Whether Commonwealth countries will continue to voluntarily continue their relationship with the crown, particularly as more countries weigh the royals’ symbolic roles as emissaries of empire, is unclear. As the primary spokesperson for the royal family, Elizabeth acknowledged but did not apologize for a long list of British imperial crimes committed in centuries past. The crown continues to deny growing calls for reparations from former colonies.
Without Elizabeth’s careful stewardship, the future of the Commonwealth hangs in the balance. The position of “head of commonwealth” that Elizabeth occupied for so many years is not hereditary and will not transfer automatically to her successor, the newly ascended Charles.
The late monarch boasted extremely high public approval ratings. Charles, by contrast, is a much more divisive public figure. The heir waited a record-breaking 70 years to ascend to the throne; his track record led some to speculate that Prince William, his eldest son, would take the crown instead.
Commonwealth leaders informally agreed to elect Charles as their head in 2018. But this could always change, Newman says.
Member states could also follow Barbados’ lead and cast off the monarchy once and for all. The island nation became a republic in December 2021 but remained part of the Commonwealth.
“The time has come to fully leave our colonial past behind,” wrote Prime Minister Mia Amor Mottley of the decision. “Barbadians want a Barbadian head of state.”
Fourteen nations continue to recognize the British crown as their ceremonial head of state: Australia, Canada, New Zealand, Tuvalu, Antigua and Barbuda, the Bahamas, Belize, Grenada, Jamaica, Papua New Guinea, Saint Lucia, the Solomon Islands, St. Kitts and Nevis, and St. Vincent and the Grenadines. It remains to be seen whether these countries will pledge their loyalty to Charles or, pushed over the edge by the queen’s death, echo Barbados’ example.
“Elizabeth has cobbled together the Commonwealth, basically through the force of her personality, since 1952,” says Newman. But Britain’s once-dominant role in world politics has waned, and the end of Elizabeth’s platinum reign could trigger another wave of anti-colonial efforts in former British colonies near and far.
“Now,” the historian adds, “the Commonwealth could just unravel completely.”
Editor’s note, September 12, 2022: This story incorrectly stated that Elizabeth II and Prince Philip were second cousins. They were third cousins.
Nora McGreevy is a former daily correspondent for Smithsonian.
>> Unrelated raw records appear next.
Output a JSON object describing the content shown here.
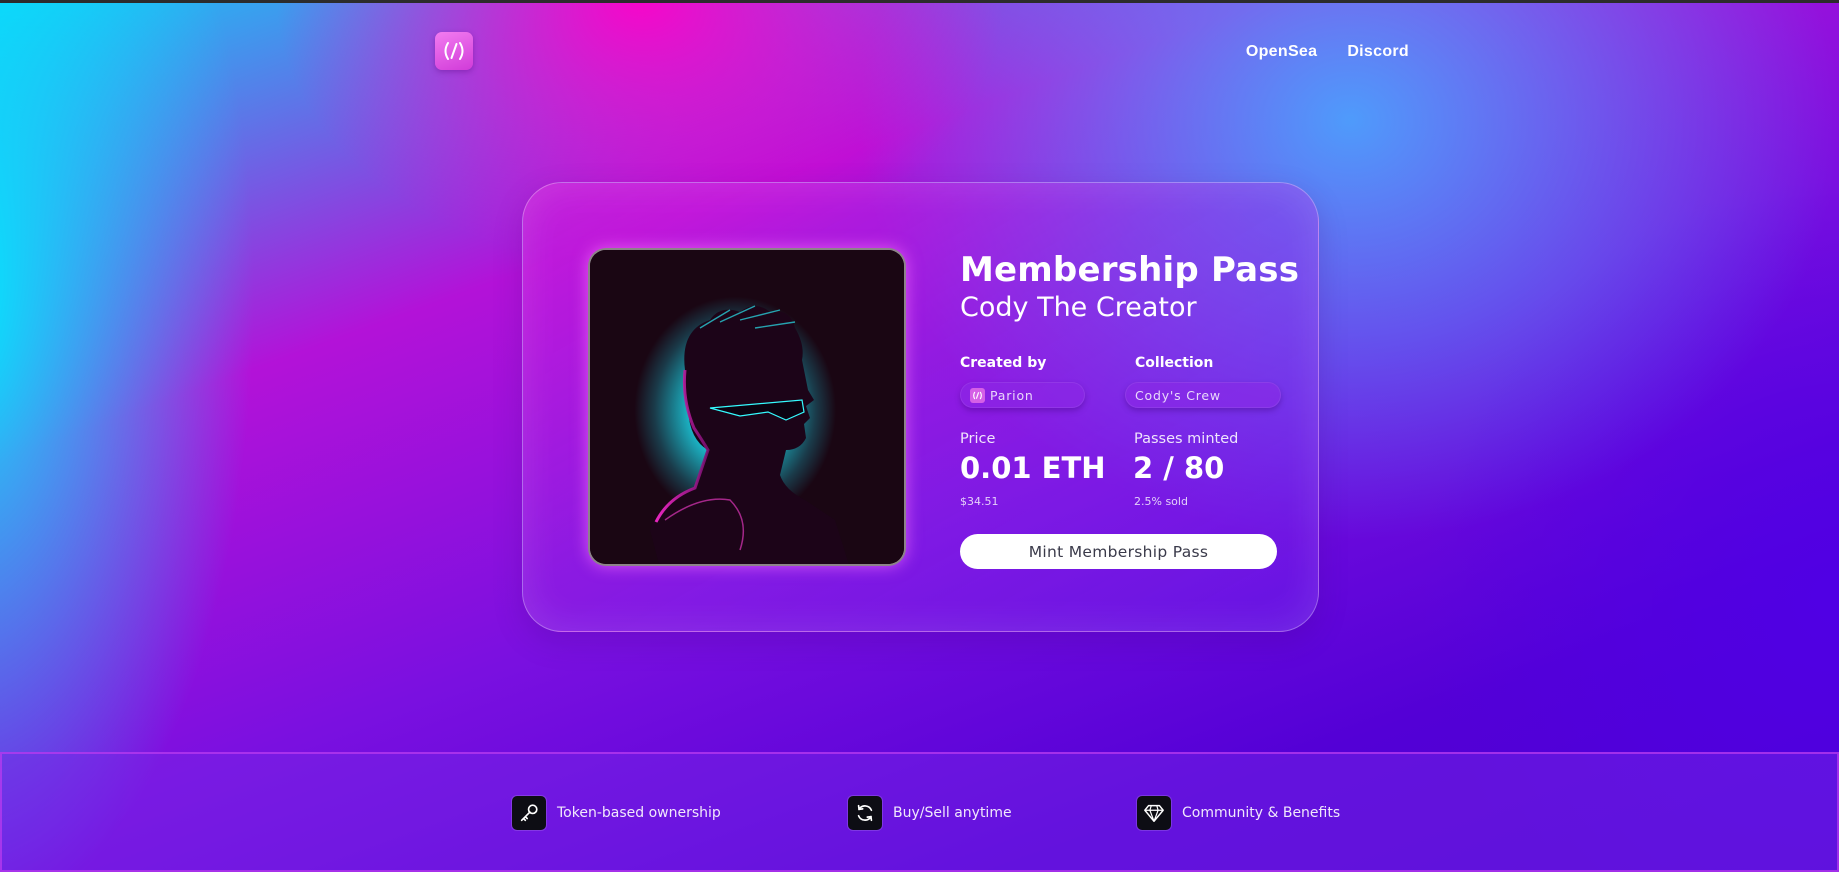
{
  "header": {
    "logo_glyph": "(/)",
    "nav": [
      {
        "label": "OpenSea"
      },
      {
        "label": "Discord"
      }
    ]
  },
  "card": {
    "title": "Membership Pass",
    "subtitle": "Cody The Creator",
    "created_by": {
      "label": "Created by",
      "value": "Parion",
      "icon": "code-logo-icon"
    },
    "collection": {
      "label": "Collection",
      "value": "Cody's Crew"
    },
    "price": {
      "label": "Price",
      "value": "0.01 ETH",
      "sub": "$34.51"
    },
    "minted": {
      "label": "Passes minted",
      "value": "2 / 80",
      "sub": "2.5% sold"
    },
    "mint_button": "Mint Membership Pass"
  },
  "features": [
    {
      "icon": "key-icon",
      "label": "Token-based ownership"
    },
    {
      "icon": "refresh-icon",
      "label": "Buy/Sell anytime"
    },
    {
      "icon": "diamond-icon",
      "label": "Community & Benefits"
    }
  ],
  "colors": {
    "accent_pink": "#ff00c8",
    "accent_cyan": "#00ebff",
    "accent_violet": "#5300d6",
    "button_bg": "#ffffff"
  }
}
She is also a freelance journalist based in Chicago whose work has appeared in Wired, Washingtonian, the Boston Globe, South Bend Tribune, the New York Times and more. She can be reached through her website, noramcgreevy.com.